Work order:
Scan the records for the string "items" and copy every line that holds it.

Recorded information:

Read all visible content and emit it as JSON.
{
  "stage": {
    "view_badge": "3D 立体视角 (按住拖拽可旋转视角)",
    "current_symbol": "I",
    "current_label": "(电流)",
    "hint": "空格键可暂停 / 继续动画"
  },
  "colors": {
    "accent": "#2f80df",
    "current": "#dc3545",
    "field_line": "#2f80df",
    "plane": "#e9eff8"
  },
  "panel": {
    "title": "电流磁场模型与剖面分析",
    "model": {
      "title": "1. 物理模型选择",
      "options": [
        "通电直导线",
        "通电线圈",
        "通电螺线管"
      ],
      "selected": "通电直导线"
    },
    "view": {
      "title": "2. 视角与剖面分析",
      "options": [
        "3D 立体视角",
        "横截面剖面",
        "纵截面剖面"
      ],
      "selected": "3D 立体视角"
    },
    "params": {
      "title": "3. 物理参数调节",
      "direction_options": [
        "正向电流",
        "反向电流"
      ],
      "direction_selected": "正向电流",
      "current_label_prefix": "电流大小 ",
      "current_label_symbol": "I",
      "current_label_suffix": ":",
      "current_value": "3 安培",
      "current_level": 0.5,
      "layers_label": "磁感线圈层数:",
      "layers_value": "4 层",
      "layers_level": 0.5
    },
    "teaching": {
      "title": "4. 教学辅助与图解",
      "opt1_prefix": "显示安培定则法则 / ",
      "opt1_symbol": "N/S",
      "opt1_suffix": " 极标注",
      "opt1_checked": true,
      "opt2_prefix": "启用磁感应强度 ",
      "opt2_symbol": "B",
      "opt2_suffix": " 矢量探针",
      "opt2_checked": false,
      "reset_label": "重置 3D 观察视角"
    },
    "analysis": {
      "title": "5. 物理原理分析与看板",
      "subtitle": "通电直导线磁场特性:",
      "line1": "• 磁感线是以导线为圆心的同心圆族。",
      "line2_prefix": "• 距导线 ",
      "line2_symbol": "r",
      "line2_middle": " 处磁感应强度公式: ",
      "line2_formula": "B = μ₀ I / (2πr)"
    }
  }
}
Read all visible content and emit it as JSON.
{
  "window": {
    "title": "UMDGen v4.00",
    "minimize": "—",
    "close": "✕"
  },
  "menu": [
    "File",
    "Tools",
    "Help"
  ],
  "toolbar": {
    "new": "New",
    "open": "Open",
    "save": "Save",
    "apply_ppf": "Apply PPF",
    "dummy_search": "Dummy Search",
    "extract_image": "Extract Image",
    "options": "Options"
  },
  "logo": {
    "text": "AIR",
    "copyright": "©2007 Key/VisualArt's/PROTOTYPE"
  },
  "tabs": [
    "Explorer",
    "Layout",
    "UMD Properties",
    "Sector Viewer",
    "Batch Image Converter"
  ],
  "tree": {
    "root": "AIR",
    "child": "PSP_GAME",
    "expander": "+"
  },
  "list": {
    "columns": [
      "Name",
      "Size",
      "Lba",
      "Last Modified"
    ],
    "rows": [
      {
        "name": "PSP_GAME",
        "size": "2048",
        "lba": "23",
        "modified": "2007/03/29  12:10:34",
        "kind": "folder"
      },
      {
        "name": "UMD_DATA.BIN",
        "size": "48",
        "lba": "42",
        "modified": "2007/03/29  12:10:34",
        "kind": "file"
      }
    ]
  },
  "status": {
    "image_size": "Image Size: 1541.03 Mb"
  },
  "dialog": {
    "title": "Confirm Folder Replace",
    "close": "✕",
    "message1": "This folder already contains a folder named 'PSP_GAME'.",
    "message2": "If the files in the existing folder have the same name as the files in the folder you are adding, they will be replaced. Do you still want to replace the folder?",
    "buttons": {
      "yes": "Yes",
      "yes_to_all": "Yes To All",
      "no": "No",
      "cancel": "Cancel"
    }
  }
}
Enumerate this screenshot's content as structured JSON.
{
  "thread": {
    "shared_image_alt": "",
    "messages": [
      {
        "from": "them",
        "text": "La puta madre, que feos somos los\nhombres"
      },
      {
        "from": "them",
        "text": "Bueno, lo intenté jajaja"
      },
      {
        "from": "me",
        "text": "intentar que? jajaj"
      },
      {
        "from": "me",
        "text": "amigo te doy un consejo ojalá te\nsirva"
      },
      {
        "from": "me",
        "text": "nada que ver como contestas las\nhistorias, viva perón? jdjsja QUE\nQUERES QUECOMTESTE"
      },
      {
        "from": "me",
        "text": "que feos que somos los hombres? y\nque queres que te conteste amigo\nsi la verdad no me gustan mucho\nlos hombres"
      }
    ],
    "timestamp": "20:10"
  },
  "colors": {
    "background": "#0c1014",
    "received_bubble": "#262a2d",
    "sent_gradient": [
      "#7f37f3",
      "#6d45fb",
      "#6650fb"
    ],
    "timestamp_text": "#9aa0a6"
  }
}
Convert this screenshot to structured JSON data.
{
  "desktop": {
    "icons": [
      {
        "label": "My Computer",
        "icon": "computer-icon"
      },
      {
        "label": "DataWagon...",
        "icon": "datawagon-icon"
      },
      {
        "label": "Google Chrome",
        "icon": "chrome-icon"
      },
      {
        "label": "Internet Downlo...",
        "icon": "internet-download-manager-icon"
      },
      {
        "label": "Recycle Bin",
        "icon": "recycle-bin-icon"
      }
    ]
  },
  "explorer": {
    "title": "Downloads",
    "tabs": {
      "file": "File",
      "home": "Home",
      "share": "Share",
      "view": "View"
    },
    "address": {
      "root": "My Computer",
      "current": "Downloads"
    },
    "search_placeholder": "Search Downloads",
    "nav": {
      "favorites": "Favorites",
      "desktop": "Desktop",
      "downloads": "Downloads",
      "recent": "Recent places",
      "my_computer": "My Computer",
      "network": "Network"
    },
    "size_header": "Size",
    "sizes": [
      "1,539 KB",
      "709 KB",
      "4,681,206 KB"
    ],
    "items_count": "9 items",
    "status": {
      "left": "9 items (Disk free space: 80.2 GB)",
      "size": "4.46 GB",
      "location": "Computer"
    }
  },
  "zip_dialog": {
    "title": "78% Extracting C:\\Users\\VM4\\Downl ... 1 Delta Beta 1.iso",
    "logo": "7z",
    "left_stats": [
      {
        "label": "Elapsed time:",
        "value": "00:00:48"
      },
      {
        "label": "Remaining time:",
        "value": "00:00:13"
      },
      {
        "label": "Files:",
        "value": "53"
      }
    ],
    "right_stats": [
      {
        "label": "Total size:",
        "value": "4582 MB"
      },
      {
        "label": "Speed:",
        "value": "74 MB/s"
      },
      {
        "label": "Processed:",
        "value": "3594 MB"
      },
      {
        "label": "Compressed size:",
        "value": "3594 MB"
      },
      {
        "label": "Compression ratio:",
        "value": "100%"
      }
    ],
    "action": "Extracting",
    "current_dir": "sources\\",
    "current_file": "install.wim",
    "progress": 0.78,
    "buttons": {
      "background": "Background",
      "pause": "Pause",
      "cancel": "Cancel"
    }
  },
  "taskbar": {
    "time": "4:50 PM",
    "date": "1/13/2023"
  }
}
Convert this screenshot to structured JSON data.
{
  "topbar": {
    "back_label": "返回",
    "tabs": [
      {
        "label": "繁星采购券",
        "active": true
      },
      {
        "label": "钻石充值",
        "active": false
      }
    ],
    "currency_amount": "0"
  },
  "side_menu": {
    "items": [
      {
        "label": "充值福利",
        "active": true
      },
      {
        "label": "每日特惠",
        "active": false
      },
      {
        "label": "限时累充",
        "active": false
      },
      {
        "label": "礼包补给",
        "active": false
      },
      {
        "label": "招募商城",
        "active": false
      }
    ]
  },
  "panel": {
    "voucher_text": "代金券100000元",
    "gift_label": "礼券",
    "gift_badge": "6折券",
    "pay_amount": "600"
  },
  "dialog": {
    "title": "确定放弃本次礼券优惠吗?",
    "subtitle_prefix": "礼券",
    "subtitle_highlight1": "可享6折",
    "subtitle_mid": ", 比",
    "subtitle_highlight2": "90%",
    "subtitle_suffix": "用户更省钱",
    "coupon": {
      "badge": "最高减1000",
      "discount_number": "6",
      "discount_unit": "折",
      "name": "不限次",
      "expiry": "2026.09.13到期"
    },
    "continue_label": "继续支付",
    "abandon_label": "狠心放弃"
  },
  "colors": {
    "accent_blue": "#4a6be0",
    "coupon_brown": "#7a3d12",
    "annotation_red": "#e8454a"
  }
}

Solution to this task:
    "items_count": "9 items",
      "left": "9 items (Disk free space: 80.2 GB)",
    "items": [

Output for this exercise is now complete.